GOAL OF THE EXERCISE
Copy the result of filtering the entries below for lines that include the string "Drought".

App and web page records
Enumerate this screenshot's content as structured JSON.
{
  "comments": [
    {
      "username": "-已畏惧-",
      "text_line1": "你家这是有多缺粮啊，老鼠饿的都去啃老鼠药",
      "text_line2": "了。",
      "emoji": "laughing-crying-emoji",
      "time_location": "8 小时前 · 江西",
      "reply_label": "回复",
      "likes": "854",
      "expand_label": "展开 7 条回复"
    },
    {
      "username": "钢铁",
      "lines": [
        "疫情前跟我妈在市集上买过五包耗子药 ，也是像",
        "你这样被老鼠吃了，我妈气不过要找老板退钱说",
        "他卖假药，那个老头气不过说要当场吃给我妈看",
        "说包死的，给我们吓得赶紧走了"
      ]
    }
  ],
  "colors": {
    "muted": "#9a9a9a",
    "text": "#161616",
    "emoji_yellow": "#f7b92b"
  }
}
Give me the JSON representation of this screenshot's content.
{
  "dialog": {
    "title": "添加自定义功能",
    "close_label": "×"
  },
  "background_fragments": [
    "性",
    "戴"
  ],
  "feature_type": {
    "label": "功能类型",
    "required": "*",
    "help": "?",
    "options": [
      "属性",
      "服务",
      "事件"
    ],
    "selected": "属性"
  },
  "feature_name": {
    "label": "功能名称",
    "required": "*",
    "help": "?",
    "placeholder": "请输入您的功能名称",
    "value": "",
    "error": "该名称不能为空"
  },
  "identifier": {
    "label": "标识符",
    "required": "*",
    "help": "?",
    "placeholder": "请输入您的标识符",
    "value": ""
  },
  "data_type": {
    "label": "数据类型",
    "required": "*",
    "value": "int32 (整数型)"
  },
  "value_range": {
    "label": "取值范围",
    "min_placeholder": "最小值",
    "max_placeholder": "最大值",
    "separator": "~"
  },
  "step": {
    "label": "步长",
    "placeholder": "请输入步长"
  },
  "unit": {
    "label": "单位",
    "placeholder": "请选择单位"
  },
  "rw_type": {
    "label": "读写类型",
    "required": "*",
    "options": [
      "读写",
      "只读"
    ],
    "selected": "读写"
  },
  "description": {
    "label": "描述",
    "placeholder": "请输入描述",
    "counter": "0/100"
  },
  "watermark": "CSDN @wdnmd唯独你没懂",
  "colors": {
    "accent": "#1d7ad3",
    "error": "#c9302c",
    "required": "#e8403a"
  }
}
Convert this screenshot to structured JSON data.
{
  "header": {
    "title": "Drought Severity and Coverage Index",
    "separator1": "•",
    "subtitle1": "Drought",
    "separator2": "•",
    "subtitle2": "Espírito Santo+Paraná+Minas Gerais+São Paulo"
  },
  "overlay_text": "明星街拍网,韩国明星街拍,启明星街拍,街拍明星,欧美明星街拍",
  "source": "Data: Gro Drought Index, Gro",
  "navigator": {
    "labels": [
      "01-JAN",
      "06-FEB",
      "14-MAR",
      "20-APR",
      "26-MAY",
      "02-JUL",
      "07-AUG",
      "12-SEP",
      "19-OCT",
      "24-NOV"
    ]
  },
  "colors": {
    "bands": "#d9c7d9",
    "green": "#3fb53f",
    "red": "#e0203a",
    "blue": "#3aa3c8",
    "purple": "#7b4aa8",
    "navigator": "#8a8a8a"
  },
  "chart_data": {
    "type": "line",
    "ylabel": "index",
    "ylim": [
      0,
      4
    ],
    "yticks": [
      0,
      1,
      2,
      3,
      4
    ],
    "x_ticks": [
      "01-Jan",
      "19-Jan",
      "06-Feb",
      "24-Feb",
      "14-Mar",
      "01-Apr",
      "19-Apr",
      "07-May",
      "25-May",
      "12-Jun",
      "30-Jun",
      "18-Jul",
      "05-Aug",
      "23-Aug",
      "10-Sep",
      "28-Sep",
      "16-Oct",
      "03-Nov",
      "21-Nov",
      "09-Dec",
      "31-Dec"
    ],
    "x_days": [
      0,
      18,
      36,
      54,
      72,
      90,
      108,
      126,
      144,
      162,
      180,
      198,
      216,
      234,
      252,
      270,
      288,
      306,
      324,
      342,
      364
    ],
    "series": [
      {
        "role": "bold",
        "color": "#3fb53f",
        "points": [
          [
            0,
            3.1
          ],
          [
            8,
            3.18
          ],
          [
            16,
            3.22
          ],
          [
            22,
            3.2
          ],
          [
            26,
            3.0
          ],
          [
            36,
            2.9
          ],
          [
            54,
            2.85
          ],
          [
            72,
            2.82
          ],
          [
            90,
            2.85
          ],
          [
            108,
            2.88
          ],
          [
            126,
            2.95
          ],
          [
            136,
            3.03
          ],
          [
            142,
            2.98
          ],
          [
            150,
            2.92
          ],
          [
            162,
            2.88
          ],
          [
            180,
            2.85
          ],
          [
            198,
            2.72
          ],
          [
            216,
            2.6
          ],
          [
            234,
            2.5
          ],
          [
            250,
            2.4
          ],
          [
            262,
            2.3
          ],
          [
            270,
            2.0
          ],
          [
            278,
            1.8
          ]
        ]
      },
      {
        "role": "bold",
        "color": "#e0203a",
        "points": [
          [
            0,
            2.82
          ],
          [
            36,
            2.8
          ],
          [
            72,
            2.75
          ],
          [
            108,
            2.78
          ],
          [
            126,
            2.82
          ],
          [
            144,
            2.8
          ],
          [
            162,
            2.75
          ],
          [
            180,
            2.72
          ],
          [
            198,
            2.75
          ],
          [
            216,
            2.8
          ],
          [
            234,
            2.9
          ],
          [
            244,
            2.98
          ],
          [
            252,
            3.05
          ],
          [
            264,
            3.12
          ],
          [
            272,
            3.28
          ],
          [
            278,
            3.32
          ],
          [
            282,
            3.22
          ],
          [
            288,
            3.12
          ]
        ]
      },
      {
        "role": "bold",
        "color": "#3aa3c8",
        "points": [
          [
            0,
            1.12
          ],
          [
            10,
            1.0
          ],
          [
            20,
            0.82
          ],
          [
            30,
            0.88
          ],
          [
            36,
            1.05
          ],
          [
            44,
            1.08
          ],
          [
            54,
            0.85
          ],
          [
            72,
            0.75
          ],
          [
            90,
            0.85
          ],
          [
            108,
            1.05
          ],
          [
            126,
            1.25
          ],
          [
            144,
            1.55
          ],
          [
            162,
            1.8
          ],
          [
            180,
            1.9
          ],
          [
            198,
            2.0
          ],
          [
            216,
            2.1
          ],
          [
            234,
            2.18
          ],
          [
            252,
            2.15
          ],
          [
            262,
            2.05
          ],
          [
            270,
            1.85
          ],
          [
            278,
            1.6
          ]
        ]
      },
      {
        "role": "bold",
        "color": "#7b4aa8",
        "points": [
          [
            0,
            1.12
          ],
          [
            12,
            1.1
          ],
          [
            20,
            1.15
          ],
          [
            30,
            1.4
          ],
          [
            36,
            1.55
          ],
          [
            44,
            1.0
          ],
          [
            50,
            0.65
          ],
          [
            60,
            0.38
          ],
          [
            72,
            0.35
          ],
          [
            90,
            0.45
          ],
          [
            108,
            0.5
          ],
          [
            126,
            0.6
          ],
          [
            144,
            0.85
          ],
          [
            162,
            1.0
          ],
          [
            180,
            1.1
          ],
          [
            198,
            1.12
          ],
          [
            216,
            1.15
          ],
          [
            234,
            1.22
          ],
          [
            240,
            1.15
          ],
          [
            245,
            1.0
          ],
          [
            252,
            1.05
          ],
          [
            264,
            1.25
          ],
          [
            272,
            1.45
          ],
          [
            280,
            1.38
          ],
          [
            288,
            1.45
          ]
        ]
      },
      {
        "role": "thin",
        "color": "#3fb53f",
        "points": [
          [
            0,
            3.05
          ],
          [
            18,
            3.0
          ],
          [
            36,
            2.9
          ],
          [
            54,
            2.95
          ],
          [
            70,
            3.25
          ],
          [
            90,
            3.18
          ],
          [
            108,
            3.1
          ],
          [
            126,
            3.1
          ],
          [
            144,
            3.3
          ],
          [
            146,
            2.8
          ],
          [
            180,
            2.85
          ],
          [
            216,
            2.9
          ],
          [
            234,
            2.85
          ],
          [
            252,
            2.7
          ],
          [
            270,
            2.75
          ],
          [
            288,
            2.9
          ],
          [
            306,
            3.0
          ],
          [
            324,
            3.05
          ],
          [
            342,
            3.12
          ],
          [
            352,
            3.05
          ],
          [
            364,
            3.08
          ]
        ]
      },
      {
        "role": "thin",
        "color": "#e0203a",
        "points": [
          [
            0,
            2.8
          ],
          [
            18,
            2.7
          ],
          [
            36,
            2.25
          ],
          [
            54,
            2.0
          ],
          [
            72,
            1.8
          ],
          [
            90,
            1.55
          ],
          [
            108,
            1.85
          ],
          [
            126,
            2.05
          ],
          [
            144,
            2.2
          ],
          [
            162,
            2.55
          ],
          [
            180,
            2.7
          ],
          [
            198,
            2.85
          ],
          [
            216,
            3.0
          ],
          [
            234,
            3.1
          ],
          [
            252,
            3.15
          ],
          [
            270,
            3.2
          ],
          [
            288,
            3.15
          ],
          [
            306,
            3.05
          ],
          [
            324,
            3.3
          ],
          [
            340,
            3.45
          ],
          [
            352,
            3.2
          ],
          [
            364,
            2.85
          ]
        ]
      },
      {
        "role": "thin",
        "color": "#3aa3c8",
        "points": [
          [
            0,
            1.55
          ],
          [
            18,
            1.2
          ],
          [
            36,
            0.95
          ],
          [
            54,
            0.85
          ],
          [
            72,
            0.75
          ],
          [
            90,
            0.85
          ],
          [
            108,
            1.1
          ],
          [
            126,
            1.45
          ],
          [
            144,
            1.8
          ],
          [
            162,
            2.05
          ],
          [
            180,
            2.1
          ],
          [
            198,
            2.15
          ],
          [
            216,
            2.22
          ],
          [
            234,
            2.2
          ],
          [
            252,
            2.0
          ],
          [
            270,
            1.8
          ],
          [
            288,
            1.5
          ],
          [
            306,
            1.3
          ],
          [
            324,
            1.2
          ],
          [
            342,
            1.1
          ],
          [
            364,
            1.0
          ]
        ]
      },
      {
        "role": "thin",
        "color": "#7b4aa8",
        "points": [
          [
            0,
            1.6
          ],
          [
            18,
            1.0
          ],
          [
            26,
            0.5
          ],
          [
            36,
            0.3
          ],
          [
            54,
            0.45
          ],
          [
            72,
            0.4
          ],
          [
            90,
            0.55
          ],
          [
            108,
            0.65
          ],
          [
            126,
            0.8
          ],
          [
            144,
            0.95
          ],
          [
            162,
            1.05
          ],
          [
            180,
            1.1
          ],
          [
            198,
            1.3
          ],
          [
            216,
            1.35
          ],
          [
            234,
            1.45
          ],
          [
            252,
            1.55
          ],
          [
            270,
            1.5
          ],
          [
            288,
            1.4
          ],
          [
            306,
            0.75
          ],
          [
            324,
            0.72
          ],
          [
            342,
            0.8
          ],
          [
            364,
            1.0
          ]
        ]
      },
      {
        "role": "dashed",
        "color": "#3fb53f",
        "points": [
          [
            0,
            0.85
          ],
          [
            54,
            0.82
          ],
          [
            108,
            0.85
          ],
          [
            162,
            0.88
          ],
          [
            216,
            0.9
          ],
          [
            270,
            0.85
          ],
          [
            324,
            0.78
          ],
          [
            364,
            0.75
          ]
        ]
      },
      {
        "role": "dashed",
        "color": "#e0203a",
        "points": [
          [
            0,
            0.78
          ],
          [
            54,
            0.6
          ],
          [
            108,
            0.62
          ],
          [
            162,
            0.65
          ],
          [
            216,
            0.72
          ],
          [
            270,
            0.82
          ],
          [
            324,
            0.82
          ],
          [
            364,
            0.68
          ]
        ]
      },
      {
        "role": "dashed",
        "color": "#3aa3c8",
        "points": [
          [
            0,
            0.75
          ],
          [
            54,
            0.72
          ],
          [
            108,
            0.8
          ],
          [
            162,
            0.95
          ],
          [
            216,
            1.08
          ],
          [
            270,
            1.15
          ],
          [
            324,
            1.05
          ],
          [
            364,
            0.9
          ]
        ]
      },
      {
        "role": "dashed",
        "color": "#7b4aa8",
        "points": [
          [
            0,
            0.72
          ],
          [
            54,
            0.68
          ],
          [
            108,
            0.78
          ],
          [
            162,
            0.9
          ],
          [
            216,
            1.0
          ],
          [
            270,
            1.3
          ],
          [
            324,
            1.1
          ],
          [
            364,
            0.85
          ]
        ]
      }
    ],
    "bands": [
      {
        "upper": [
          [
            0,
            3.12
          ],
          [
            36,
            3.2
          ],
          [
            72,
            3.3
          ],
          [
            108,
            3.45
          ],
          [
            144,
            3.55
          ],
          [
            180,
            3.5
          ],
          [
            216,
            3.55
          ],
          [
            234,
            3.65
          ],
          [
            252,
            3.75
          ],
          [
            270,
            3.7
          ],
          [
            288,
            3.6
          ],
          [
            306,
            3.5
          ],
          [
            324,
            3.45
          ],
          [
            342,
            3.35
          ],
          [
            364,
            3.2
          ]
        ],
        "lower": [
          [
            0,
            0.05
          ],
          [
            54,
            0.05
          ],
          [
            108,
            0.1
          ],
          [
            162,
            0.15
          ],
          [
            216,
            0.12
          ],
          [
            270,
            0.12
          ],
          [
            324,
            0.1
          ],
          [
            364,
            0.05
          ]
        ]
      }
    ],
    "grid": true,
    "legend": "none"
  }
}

SOLUTION
    "title": "Drought Severity and Coverage Index",
    "subtitle1": "Drought",
  "source": "Data: Gro Drought Index, Gro",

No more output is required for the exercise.